**EXERCISE DESCRIPTION**.
The data beneath this task is to be duplicated exactly, in its entirety.

[Start of Attachment]

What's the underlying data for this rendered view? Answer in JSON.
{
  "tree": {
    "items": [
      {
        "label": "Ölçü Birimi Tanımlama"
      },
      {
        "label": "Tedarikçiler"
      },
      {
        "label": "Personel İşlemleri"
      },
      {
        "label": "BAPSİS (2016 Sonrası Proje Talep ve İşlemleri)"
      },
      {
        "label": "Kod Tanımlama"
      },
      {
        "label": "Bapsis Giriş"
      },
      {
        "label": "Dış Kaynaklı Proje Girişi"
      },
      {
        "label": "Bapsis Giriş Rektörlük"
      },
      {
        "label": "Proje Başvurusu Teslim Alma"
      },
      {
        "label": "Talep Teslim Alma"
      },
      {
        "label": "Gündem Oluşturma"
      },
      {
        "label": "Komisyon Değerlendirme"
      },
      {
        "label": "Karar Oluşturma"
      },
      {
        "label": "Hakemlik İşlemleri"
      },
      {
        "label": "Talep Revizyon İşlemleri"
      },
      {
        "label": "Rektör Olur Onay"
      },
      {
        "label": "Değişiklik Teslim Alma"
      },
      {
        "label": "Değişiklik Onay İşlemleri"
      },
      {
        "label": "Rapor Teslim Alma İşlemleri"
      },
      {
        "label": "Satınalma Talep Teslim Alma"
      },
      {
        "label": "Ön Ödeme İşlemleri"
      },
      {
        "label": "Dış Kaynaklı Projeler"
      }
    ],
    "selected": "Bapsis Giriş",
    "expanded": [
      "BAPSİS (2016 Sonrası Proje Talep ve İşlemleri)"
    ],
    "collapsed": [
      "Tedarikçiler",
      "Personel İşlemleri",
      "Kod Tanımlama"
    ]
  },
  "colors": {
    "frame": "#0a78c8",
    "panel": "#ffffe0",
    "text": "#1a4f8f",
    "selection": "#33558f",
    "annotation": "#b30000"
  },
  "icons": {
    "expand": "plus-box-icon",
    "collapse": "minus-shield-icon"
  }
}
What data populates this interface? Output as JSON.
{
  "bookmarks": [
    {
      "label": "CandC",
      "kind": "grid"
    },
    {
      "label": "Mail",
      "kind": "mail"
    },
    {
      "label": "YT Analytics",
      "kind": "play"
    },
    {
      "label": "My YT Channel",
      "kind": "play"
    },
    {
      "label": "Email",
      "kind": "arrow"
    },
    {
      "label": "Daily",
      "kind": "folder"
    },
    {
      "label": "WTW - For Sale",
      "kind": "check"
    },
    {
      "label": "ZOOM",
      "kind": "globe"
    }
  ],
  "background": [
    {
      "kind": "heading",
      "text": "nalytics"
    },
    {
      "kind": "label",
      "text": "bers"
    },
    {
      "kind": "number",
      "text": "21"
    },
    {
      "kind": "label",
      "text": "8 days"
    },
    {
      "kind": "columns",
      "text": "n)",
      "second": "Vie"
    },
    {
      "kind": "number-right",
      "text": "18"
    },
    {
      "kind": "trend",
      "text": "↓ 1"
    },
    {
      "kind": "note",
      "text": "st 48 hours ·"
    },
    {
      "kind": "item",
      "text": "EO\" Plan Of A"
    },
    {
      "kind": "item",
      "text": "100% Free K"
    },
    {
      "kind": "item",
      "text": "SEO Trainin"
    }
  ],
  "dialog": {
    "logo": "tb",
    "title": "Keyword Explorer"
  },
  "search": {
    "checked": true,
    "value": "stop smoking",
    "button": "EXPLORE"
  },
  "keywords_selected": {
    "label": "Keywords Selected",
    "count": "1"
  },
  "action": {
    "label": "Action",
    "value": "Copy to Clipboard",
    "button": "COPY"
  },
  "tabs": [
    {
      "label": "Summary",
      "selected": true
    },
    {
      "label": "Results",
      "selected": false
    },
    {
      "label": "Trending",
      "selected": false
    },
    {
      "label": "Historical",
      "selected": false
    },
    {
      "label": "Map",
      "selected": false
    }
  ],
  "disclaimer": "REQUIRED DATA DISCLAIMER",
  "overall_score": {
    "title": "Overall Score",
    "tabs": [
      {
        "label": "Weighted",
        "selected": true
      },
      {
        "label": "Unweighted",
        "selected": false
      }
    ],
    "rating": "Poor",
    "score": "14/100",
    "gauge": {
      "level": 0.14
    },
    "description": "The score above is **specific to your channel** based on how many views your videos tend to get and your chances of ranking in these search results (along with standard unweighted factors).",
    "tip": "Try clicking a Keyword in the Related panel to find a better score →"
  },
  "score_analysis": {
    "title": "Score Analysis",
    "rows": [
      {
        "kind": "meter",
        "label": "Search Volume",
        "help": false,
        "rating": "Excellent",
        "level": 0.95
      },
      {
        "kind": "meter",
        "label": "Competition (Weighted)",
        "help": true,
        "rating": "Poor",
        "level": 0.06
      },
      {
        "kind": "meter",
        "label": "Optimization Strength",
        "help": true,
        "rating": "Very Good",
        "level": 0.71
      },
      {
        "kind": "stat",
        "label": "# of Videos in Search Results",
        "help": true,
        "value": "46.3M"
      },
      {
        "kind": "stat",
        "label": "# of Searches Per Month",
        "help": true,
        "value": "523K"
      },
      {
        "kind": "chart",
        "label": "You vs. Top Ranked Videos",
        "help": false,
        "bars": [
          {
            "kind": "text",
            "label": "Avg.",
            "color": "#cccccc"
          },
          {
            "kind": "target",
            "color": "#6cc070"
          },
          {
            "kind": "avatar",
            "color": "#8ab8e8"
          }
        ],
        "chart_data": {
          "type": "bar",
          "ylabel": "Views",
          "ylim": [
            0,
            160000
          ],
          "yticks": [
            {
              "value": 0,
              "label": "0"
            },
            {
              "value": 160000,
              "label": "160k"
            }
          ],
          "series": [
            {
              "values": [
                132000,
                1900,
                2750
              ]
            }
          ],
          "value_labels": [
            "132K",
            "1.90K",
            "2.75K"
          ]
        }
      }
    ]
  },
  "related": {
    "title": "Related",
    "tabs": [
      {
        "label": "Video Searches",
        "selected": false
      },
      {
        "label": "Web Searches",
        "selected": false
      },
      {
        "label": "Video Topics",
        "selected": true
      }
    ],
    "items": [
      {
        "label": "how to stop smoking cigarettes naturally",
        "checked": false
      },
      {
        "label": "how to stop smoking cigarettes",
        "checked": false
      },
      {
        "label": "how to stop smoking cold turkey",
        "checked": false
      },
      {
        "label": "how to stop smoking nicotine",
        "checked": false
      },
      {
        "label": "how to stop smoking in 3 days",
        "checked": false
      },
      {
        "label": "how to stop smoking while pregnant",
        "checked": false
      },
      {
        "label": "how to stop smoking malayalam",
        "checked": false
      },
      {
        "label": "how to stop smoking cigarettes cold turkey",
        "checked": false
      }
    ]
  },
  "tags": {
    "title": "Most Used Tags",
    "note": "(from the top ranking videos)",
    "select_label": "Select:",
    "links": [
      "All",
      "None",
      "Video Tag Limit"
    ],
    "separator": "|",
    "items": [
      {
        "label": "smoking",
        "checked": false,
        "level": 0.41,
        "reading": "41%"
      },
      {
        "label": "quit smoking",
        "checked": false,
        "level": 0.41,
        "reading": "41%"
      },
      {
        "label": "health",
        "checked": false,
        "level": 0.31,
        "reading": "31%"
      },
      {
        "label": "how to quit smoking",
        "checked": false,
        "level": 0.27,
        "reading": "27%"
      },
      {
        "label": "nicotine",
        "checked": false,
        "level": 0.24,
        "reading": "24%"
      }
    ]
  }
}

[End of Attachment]

**EXPECTED ANSWER**.
What's the underlying data for this rendered view? Answer in JSON.
{
  "tree": {
    "items": [
      {
        "label": "Ölçü Birimi Tanımlama"
      },
      {
        "label": "Tedarikçiler"
      },
      {
        "label": "Personel İşlemleri"
      },
      {
        "label": "BAPSİS (2016 Sonrası Proje Talep ve İşlemleri)"
      },
      {
        "label": "Kod Tanımlama"
      },
      {
        "label": "Bapsis Giriş"
      },
      {
        "label": "Dış Kaynaklı Proje Girişi"
      },
      {
        "label": "Bapsis Giriş Rektörlük"
      },
      {
        "label": "Proje Başvurusu Teslim Alma"
      },
      {
        "label": "Talep Teslim Alma"
      },
      {
        "label": "Gündem Oluşturma"
      },
      {
        "label": "Komisyon Değerlendirme"
      },
      {
        "label": "Karar Oluşturma"
      },
      {
        "label": "Hakemlik İşlemleri"
      },
      {
        "label": "Talep Revizyon İşlemleri"
      },
      {
        "label": "Rektör Olur Onay"
      },
      {
        "label": "Değişiklik Teslim Alma"
      },
      {
        "label": "Değişiklik Onay İşlemleri"
      },
      {
        "label": "Rapor Teslim Alma İşlemleri"
      },
      {
        "label": "Satınalma Talep Teslim Alma"
      },
      {
        "label": "Ön Ödeme İşlemleri"
      },
      {
        "label": "Dış Kaynaklı Projeler"
      }
    ],
    "selected": "Bapsis Giriş",
    "expanded": [
      "BAPSİS (2016 Sonrası Proje Talep ve İşlemleri)"
    ],
    "collapsed": [
      "Tedarikçiler",
      "Personel İşlemleri",
      "Kod Tanımlama"
    ]
  },
  "colors": {
    "frame": "#0a78c8",
    "panel": "#ffffe0",
    "text": "#1a4f8f",
    "selection": "#33558f",
    "annotation": "#b30000"
  },
  "icons": {
    "expand": "plus-box-icon",
    "collapse": "minus-shield-icon"
  }
}
What data populates this interface? Output as JSON.
{
  "bookmarks": [
    {
      "label": "CandC",
      "kind": "grid"
    },
    {
      "label": "Mail",
      "kind": "mail"
    },
    {
      "label": "YT Analytics",
      "kind": "play"
    },
    {
      "label": "My YT Channel",
      "kind": "play"
    },
    {
      "label": "Email",
      "kind": "arrow"
    },
    {
      "label": "Daily",
      "kind": "folder"
    },
    {
      "label": "WTW - For Sale",
      "kind": "check"
    },
    {
      "label": "ZOOM",
      "kind": "globe"
    }
  ],
  "background": [
    {
      "kind": "heading",
      "text": "nalytics"
    },
    {
      "kind": "label",
      "text": "bers"
    },
    {
      "kind": "number",
      "text": "21"
    },
    {
      "kind": "label",
      "text": "8 days"
    },
    {
      "kind": "columns",
      "text": "n)",
      "second": "Vie"
    },
    {
      "kind": "number-right",
      "text": "18"
    },
    {
      "kind": "trend",
      "text": "↓ 1"
    },
    {
      "kind": "note",
      "text": "st 48 hours ·"
    },
    {
      "kind": "item",
      "text": "EO\" Plan Of A"
    },
    {
      "kind": "item",
      "text": "100% Free K"
    },
    {
      "kind": "item",
      "text": "SEO Trainin"
    }
  ],
  "dialog": {
    "logo": "tb",
    "title": "Keyword Explorer"
  },
  "search": {
    "checked": true,
    "value": "stop smoking",
    "button": "EXPLORE"
  },
  "keywords_selected": {
    "label": "Keywords Selected",
    "count": "1"
  },
  "action": {
    "label": "Action",
    "value": "Copy to Clipboard",
    "button": "COPY"
  },
  "tabs": [
    {
      "label": "Summary",
      "selected": true
    },
    {
      "label": "Results",
      "selected": false
    },
    {
      "label": "Trending",
      "selected": false
    },
    {
      "label": "Historical",
      "selected": false
    },
    {
      "label": "Map",
      "selected": false
    }
  ],
  "disclaimer": "REQUIRED DATA DISCLAIMER",
  "overall_score": {
    "title": "Overall Score",
    "tabs": [
      {
        "label": "Weighted",
        "selected": true
      },
      {
        "label": "Unweighted",
        "selected": false
      }
    ],
    "rating": "Poor",
    "score": "14/100",
    "gauge": {
      "level": 0.14
    },
    "description": "The score above is **specific to your channel** based on how many views your videos tend to get and your chances of ranking in these search results (along with standard unweighted factors).",
    "tip": "Try clicking a Keyword in the Related panel to find a better score →"
  },
  "score_analysis": {
    "title": "Score Analysis",
    "rows": [
      {
        "kind": "meter",
        "label": "Search Volume",
        "help": false,
        "rating": "Excellent",
        "level": 0.95
      },
      {
        "kind": "meter",
        "label": "Competition (Weighted)",
        "help": true,
        "rating": "Poor",
        "level": 0.06
      },
      {
        "kind": "meter",
        "label": "Optimization Strength",
        "help": true,
        "rating": "Very Good",
        "level": 0.71
      },
      {
        "kind": "stat",
        "label": "# of Videos in Search Results",
        "help": true,
        "value": "46.3M"
      },
      {
        "kind": "stat",
        "label": "# of Searches Per Month",
        "help": true,
        "value": "523K"
      },
      {
        "kind": "chart",
        "label": "You vs. Top Ranked Videos",
        "help": false,
        "bars": [
          {
            "kind": "text",
            "label": "Avg.",
            "color": "#cccccc"
          },
          {
            "kind": "target",
            "color": "#6cc070"
          },
          {
            "kind": "avatar",
            "color": "#8ab8e8"
          }
        ],
        "chart_data": {
          "type": "bar",
          "ylabel": "Views",
          "ylim": [
            0,
            160000
          ],
          "yticks": [
            {
              "value": 0,
              "label": "0"
            },
            {
              "value": 160000,
              "label": "160k"
            }
          ],
          "series": [
            {
              "values": [
                132000,
                1900,
                2750
              ]
            }
          ],
          "value_labels": [
            "132K",
            "1.90K",
            "2.75K"
          ]
        }
      }
    ]
  },
  "related": {
    "title": "Related",
    "tabs": [
      {
        "label": "Video Searches",
        "selected": false
      },
      {
        "label": "Web Searches",
        "selected": false
      },
      {
        "label": "Video Topics",
        "selected": true
      }
    ],
    "items": [
      {
        "label": "how to stop smoking cigarettes naturally",
        "checked": false
      },
      {
        "label": "how to stop smoking cigarettes",
        "checked": false
      },
      {
        "label": "how to stop smoking cold turkey",
        "checked": false
      },
      {
        "label": "how to stop smoking nicotine",
        "checked": false
      },
      {
        "label": "how to stop smoking in 3 days",
        "checked": false
      },
      {
        "label": "how to stop smoking while pregnant",
        "checked": false
      },
      {
        "label": "how to stop smoking malayalam",
        "checked": false
      },
      {
        "label": "how to stop smoking cigarettes cold turkey",
        "checked": false
      }
    ]
  },
  "tags": {
    "title": "Most Used Tags",
    "note": "(from the top ranking videos)",
    "select_label": "Select:",
    "links": [
      "All",
      "None",
      "Video Tag Limit"
    ],
    "separator": "|",
    "items": [
      {
        "label": "smoking",
        "checked": false,
        "level": 0.41,
        "reading": "41%"
      },
      {
        "label": "quit smoking",
        "checked": false,
        "level": 0.41,
        "reading": "41%"
      },
      {
        "label": "health",
        "checked": false,
        "level": 0.31,
        "reading": "31%"
      },
      {
        "label": "how to quit smoking",
        "checked": false,
        "level": 0.27,
        "reading": "27%"
      },
      {
        "label": "nicotine",
        "checked": false,
        "level": 0.24,
        "reading": "24%"
      }
    ]
  }
}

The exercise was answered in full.